There are no such things as selves, only momentary existences that are results of the past and themselves causes for future fleeting existences. Where, the Buddhist ask, is the river, when the river you step on now will not be the same as the one you step on tomorrow? Existence is the constant fluctuation of existences, every ‘change’ is actually a change in identity. Likewise, if you love someone today, she will be a different person tomorrow, the world has altered her in the span of a day.

And so there is likewise no Forever, not even for the beauty of LizQuen. As the classic Japanese Iroha poem puts it:

Colours, though fragrant
will only scatter away.
Who in this world is unchanging?

But the East has never lamented this impermanence. Forever has always been a poisonous lie. It is blindness to the reality that there is no Forever that causes suffering. So long as we continue worrying about lasting Forever we will never be free to live the now. The Dhammapada puts it beautifully with the metaphor of house building:

Looking for the builder of the house, I shall be reborn ceaselessly until I find him
And painful is the endlessness of rebirth.
But oh house builder, you are found,
you shall build no more houses!

There is an almost jubilant liberation in the declaration that no ‘houses’ (sense of Forever) will be built again. No, there is no forever, we don’t need to worry about that anymore.

And we can think of better things, like enjoying the now. In Japanese aesthetics, there is the concept of ichi-go, ichi-e, literally ‘one time, one meeting.’ It means experiences will happen only once, and they are different each time. As such we must enjoy each moment, being fully aware that we will never enjoy it as it is again, but be open to enjoy the next fleeting experience that comes.

This of course does not mean relationships should be short lived. Rather, it means everything is short lived – life itself is short lived – and those in relationships must always live the moment as it lasts. If you think about lasting Forever all the time you forget about enjoying the relationship now, and that is a recipe for disaster.

Love like enlightenment is a journey, and the point is the journey and not the destination. ‘When you see the Buddha on the road, kill him,’ as the Buddhists would put it.

And when you see Forever on the road of love, you’re not doing it right.


Old theses from the Silliman Graduate School

I’m currently writing my master’s thesis, and I’ve been looking at the Creative Writing masters thesis and doctorate dissertations in Silliman’s graduate school for reference. With Silliman’s illustrious literary history I have a veritable array of theses to choose from. here are some of them:

'Three One Act Plays: "The Dog Eaters of Artiaga Street;" "The Riddle of the Sphinx;" and "Ulahingan: Rudsu-an",' Leoncio Deriada's MA Thesis
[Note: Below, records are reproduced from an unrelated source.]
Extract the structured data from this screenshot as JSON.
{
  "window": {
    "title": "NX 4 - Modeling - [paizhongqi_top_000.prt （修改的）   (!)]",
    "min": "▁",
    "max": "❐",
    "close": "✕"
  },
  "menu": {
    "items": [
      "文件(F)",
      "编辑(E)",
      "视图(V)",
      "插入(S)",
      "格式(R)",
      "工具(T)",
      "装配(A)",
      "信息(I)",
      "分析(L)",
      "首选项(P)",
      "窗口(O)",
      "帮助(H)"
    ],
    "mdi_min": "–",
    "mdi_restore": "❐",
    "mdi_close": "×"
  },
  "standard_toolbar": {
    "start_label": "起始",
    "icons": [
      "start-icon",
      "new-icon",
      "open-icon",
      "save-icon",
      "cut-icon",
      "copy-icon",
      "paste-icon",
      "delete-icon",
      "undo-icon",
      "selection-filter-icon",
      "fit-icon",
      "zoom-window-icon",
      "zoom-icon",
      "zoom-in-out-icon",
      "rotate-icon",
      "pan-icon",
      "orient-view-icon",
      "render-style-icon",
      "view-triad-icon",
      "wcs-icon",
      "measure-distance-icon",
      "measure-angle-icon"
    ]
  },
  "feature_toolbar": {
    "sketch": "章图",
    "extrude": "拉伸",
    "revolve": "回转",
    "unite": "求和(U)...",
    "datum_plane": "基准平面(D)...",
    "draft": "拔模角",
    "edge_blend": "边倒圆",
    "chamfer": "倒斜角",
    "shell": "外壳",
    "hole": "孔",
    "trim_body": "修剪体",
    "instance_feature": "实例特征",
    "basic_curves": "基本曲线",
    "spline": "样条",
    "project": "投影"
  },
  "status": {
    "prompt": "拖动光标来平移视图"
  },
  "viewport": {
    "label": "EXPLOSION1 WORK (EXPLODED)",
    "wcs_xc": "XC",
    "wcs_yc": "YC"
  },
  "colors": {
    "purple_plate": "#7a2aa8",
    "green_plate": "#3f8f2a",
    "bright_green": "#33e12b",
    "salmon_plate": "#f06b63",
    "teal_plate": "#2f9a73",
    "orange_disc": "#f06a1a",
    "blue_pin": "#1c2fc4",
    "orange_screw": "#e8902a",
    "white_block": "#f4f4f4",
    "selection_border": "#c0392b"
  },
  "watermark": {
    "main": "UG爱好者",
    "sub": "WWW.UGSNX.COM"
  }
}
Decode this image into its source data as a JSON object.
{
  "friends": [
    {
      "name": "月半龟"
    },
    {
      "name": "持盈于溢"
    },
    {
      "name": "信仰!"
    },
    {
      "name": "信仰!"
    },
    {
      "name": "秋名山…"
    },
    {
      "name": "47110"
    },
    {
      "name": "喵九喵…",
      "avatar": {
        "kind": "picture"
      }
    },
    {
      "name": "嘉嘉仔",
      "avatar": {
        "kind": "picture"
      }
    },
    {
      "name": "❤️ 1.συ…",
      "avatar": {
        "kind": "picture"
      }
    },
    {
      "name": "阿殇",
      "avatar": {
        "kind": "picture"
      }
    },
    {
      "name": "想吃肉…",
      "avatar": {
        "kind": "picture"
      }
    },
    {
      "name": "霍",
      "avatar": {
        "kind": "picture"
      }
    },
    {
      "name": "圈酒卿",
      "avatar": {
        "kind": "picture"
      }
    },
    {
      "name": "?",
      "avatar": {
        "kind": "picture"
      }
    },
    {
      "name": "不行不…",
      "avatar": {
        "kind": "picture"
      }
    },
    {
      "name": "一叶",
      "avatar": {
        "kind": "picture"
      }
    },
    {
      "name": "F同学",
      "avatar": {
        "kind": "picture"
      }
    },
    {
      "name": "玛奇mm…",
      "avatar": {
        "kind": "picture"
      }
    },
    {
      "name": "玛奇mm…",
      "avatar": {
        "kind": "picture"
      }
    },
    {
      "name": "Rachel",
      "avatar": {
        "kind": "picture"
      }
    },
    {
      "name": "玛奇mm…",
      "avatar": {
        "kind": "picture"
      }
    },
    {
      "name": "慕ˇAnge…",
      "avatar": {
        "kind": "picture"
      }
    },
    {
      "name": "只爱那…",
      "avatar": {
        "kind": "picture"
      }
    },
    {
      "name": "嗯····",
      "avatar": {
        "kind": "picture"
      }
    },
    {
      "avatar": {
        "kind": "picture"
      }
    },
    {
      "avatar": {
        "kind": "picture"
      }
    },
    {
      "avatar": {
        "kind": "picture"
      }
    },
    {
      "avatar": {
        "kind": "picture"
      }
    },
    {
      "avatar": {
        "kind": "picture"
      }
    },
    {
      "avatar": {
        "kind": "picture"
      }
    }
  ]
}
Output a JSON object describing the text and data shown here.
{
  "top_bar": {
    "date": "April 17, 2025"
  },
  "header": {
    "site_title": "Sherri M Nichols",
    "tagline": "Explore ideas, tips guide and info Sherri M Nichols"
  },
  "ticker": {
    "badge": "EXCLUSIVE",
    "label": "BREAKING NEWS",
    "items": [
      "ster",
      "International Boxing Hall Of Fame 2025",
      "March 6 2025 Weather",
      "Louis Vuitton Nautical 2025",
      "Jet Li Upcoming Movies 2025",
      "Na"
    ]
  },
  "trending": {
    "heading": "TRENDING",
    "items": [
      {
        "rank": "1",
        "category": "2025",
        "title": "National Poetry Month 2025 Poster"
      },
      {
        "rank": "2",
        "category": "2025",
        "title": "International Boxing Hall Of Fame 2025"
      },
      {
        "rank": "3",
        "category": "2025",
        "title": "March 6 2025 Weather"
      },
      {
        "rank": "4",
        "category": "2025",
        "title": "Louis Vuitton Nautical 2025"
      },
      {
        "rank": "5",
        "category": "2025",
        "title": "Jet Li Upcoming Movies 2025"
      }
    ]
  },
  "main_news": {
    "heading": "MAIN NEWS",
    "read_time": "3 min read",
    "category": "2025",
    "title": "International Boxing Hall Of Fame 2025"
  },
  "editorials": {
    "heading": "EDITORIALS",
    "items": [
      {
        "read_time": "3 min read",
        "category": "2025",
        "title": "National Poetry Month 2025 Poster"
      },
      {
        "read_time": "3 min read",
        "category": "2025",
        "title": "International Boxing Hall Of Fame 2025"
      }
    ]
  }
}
‘Three One Act Plays: “The Dog Eaters of Artiaga Street;” “The Riddle of the Sphinx;” and “Ulahingan: Rudsu-an”,’ Leoncio Deriada’s MA Thesis

'Poetry: Language as Completion' by Elsa Victoria Martinez Coscolluela

‘Poetry: Language as Completion’ by Elsa Victoria Martinez Coscolluela

'"The Road to Mawab" and other Stories,'  Leoncio Deriada's PhD Dissertation

‘”The Road to Mawab” and other Stories,’ Leoncio Deriada’s PhD Dissertation

It’s still very frustrating however to find no clear template to pattern after. Silliman needs to come up with a specific format for any future Creative Writing thesis.